The records that follow must be repeated verbatim, every one of them.

--- The records Enclosed Below ---

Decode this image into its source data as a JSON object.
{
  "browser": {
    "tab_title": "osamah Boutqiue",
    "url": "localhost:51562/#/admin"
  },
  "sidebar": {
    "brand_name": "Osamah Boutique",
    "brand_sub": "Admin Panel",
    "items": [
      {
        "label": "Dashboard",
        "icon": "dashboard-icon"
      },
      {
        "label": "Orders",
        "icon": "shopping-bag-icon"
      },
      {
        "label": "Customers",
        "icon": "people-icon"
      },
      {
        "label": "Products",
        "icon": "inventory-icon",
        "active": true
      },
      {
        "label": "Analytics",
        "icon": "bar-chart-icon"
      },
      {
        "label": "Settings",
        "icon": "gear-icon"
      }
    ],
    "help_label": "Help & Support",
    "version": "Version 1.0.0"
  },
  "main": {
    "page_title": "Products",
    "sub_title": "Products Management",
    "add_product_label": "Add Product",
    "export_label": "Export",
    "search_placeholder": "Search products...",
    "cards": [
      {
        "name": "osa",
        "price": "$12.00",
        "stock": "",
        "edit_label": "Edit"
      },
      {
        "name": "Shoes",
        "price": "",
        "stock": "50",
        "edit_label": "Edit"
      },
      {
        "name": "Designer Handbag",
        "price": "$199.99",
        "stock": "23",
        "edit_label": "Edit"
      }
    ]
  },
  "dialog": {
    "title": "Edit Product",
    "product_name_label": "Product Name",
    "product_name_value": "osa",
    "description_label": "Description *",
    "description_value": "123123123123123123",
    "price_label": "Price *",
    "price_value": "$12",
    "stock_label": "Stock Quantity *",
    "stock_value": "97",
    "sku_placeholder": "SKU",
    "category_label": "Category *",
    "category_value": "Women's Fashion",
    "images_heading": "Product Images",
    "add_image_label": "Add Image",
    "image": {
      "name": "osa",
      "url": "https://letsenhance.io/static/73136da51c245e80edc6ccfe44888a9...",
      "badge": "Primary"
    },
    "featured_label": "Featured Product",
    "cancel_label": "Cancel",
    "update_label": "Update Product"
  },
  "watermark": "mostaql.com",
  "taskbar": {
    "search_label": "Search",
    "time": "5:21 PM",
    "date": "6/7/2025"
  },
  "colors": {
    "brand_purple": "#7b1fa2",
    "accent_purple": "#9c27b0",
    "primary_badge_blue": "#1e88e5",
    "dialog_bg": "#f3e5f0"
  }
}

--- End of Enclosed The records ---

- Answer space
Decode this image into its source data as a JSON object.
{
  "browser": {
    "tab_title": "osamah Boutqiue",
    "url": "localhost:51562/#/admin"
  },
  "sidebar": {
    "brand_name": "Osamah Boutique",
    "brand_sub": "Admin Panel",
    "items": [
      {
        "label": "Dashboard",
        "icon": "dashboard-icon"
      },
      {
        "label": "Orders",
        "icon": "shopping-bag-icon"
      },
      {
        "label": "Customers",
        "icon": "people-icon"
      },
      {
        "label": "Products",
        "icon": "inventory-icon",
        "active": true
      },
      {
        "label": "Analytics",
        "icon": "bar-chart-icon"
      },
      {
        "label": "Settings",
        "icon": "gear-icon"
      }
    ],
    "help_label": "Help & Support",
    "version": "Version 1.0.0"
  },
  "main": {
    "page_title": "Products",
    "sub_title": "Products Management",
    "add_product_label": "Add Product",
    "export_label": "Export",
    "search_placeholder": "Search products...",
    "cards": [
      {
        "name": "osa",
        "price": "$12.00",
        "stock": "",
        "edit_label": "Edit"
      },
      {
        "name": "Shoes",
        "price": "",
        "stock": "50",
        "edit_label": "Edit"
      },
      {
        "name": "Designer Handbag",
        "price": "$199.99",
        "stock": "23",
        "edit_label": "Edit"
      }
    ]
  },
  "dialog": {
    "title": "Edit Product",
    "product_name_label": "Product Name",
    "product_name_value": "osa",
    "description_label": "Description *",
    "description_value": "123123123123123123",
    "price_label": "Price *",
    "price_value": "$12",
    "stock_label": "Stock Quantity *",
    "stock_value": "97",
    "sku_placeholder": "SKU",
    "category_label": "Category *",
    "category_value": "Women's Fashion",
    "images_heading": "Product Images",
    "add_image_label": "Add Image",
    "image": {
      "name": "osa",
      "url": "https://letsenhance.io/static/73136da51c245e80edc6ccfe44888a9...",
      "badge": "Primary"
    },
    "featured_label": "Featured Product",
    "cancel_label": "Cancel",
    "update_label": "Update Product"
  },
  "watermark": "mostaql.com",
  "taskbar": {
    "search_label": "Search",
    "time": "5:21 PM",
    "date": "6/7/2025"
  },
  "colors": {
    "brand_purple": "#7b1fa2",
    "accent_purple": "#9c27b0",
    "primary_badge_blue": "#1e88e5",
    "dialog_bg": "#f3e5f0"
  }
}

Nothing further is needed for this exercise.